Work order
From the material below, copy each line that holds the word "JSON".

(Beginning of The data)

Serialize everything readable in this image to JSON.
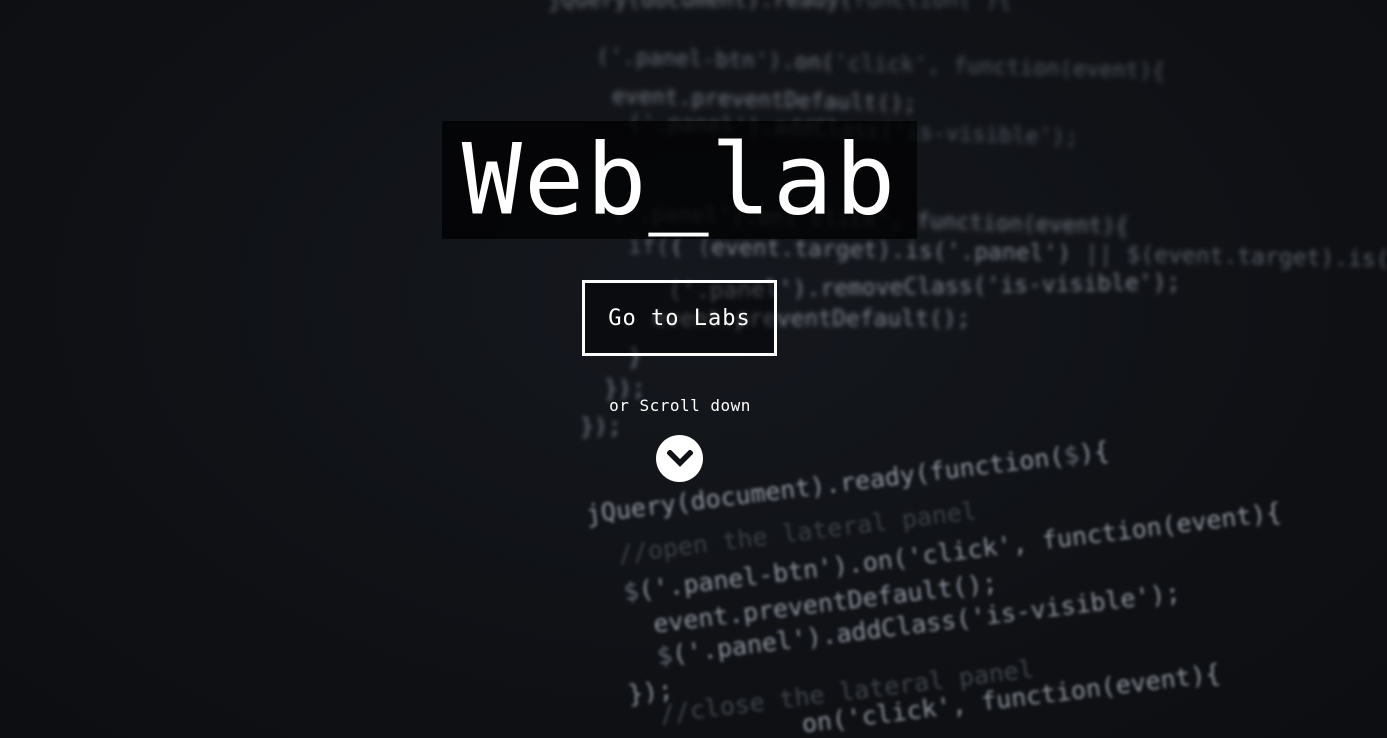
{
  "hero": {
    "title": "Web_lab",
    "cta_label": "Go to Labs",
    "scroll_hint": "or Scroll down",
    "scroll_icon": "chevron-down-icon"
  },
  "colors": {
    "background": "#101217",
    "text": "#ffffff",
    "title_box": "#000000"
  }
}
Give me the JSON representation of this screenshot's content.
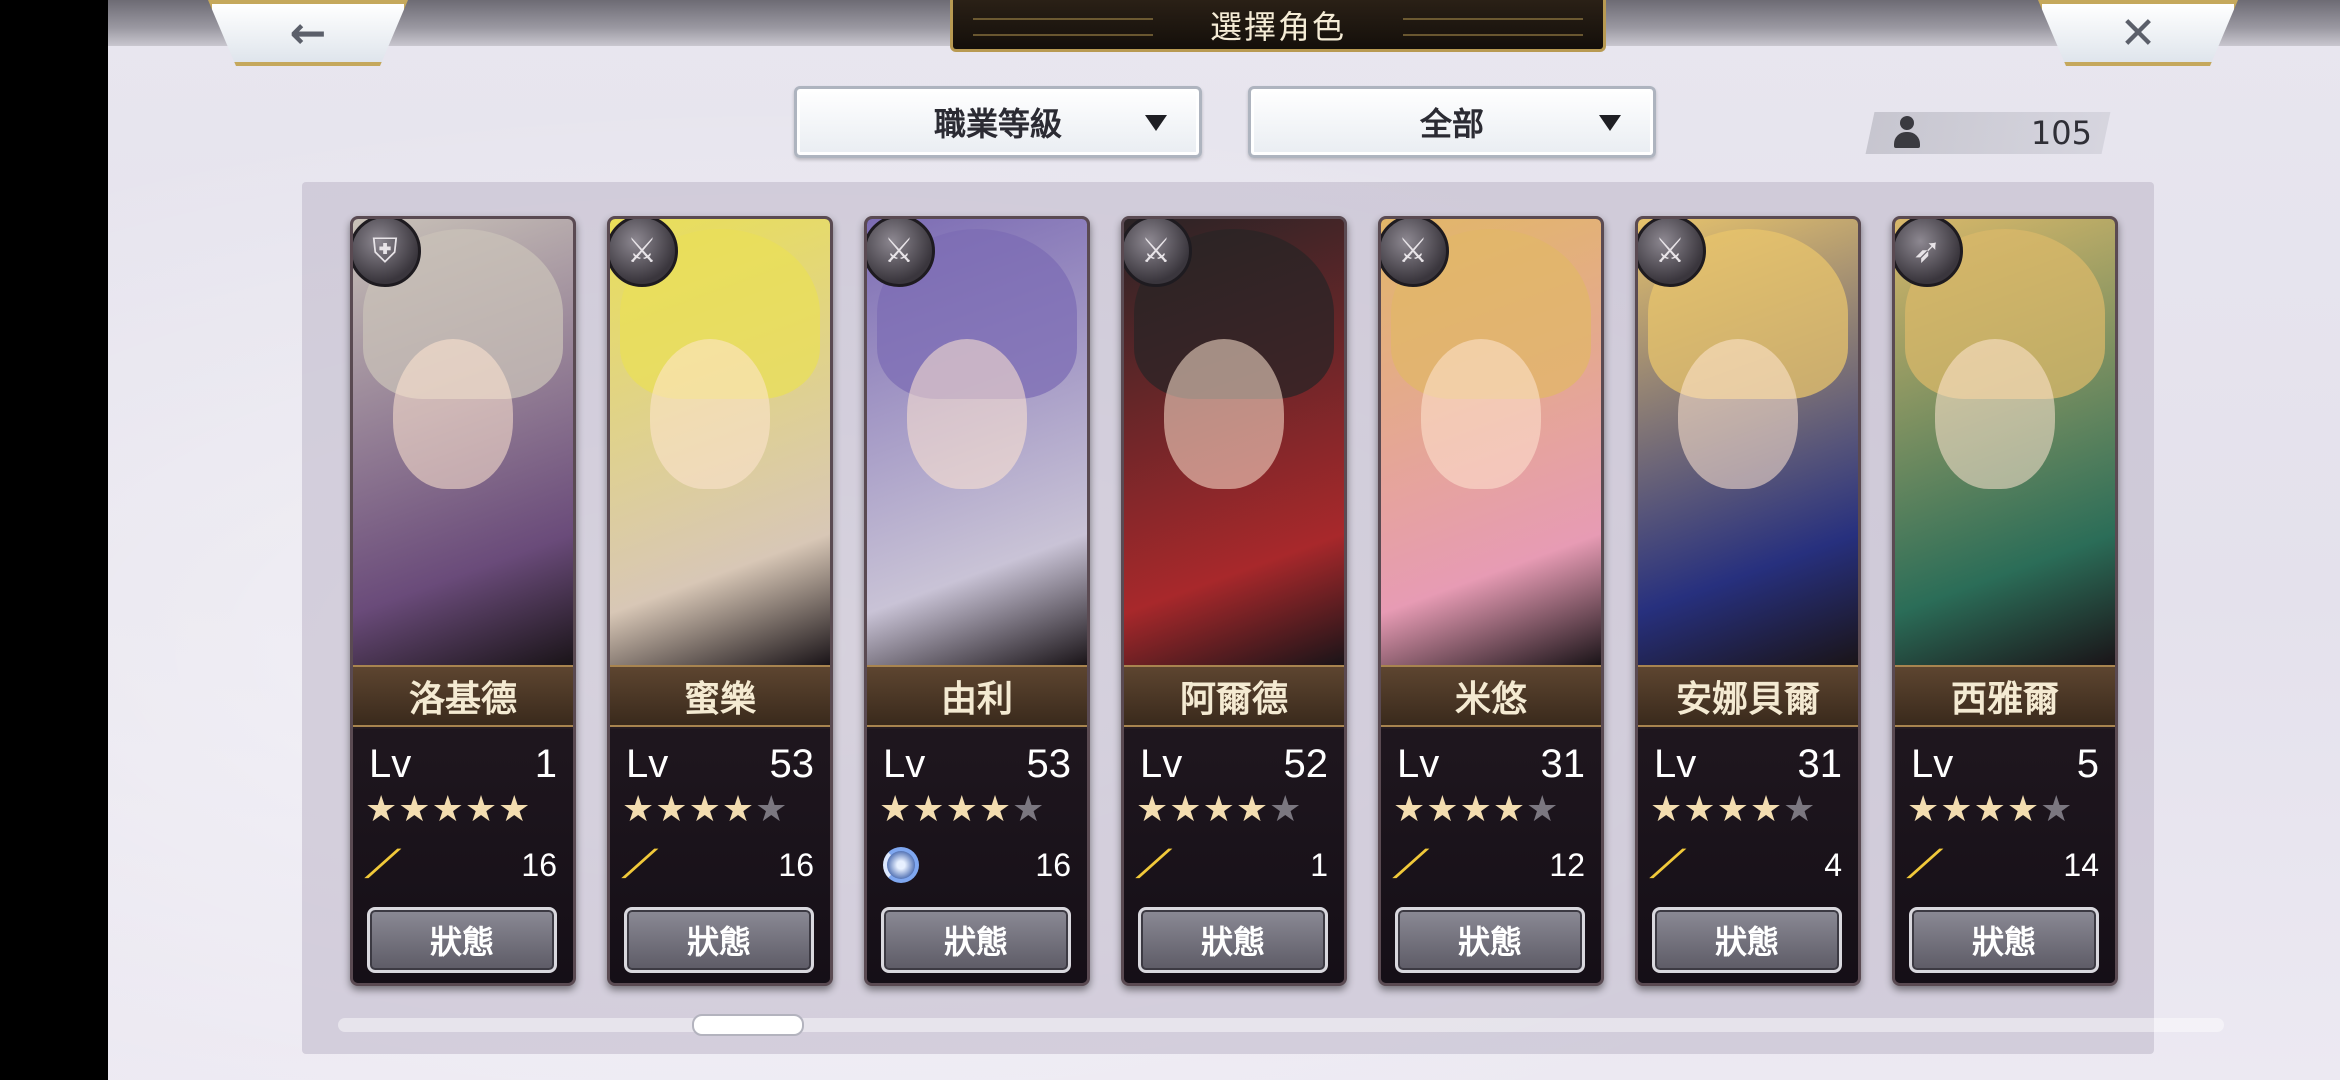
{
  "header": {
    "title": "選擇角色",
    "back_icon": "←",
    "close_icon": "✕"
  },
  "filters": {
    "class_dropdown": "職業等級",
    "type_dropdown": "全部"
  },
  "roster": {
    "count": "105"
  },
  "colors": {
    "name_bar": "#5d4530",
    "star_on": "#f3ddb0",
    "star_off": "#7b7780",
    "wing": "#f1c93a"
  },
  "characters": [
    {
      "name": "洛基德",
      "lv_label": "Lv",
      "level": "1",
      "stars": 5,
      "max_stars": 5,
      "awaken_icon": "wing-icon",
      "awaken": "16",
      "status_label": "狀態",
      "class_icon": "armor-icon",
      "palette": [
        "#c9c2b8",
        "#6a4b7a"
      ]
    },
    {
      "name": "蜜樂",
      "lv_label": "Lv",
      "level": "53",
      "stars": 4,
      "max_stars": 5,
      "awaken_icon": "wing-icon",
      "awaken": "16",
      "status_label": "狀態",
      "class_icon": "sword-icon",
      "palette": [
        "#e9df58",
        "#d8c7b6"
      ]
    },
    {
      "name": "由利",
      "lv_label": "Lv",
      "level": "53",
      "stars": 4,
      "max_stars": 5,
      "awaken_icon": "orb-icon",
      "awaken": "16",
      "status_label": "狀態",
      "class_icon": "katana-icon",
      "palette": [
        "#7c6cb4",
        "#c9c3d6"
      ]
    },
    {
      "name": "阿爾德",
      "lv_label": "Lv",
      "level": "52",
      "stars": 4,
      "max_stars": 5,
      "awaken_icon": "wing-icon",
      "awaken": "1",
      "status_label": "狀態",
      "class_icon": "sword-icon",
      "palette": [
        "#2a2426",
        "#a8282b"
      ]
    },
    {
      "name": "米悠",
      "lv_label": "Lv",
      "level": "31",
      "stars": 4,
      "max_stars": 5,
      "awaken_icon": "wing-icon",
      "awaken": "12",
      "status_label": "狀態",
      "class_icon": "sword-icon",
      "palette": [
        "#e2b768",
        "#e79bb4"
      ]
    },
    {
      "name": "安娜貝爾",
      "lv_label": "Lv",
      "level": "31",
      "stars": 4,
      "max_stars": 5,
      "awaken_icon": "wing-icon",
      "awaken": "4",
      "status_label": "狀態",
      "class_icon": "sword-icon",
      "palette": [
        "#e8c46c",
        "#27307e"
      ]
    },
    {
      "name": "西雅爾",
      "lv_label": "Lv",
      "level": "5",
      "stars": 4,
      "max_stars": 5,
      "awaken_icon": "wing-icon",
      "awaken": "14",
      "status_label": "狀態",
      "class_icon": "bow-icon",
      "palette": [
        "#d9b86a",
        "#2b6d58"
      ]
    }
  ]
}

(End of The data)

Answer to the problem
Serialize everything readable in this image to JSON.
Give me the JSON representation of this screenshot's content.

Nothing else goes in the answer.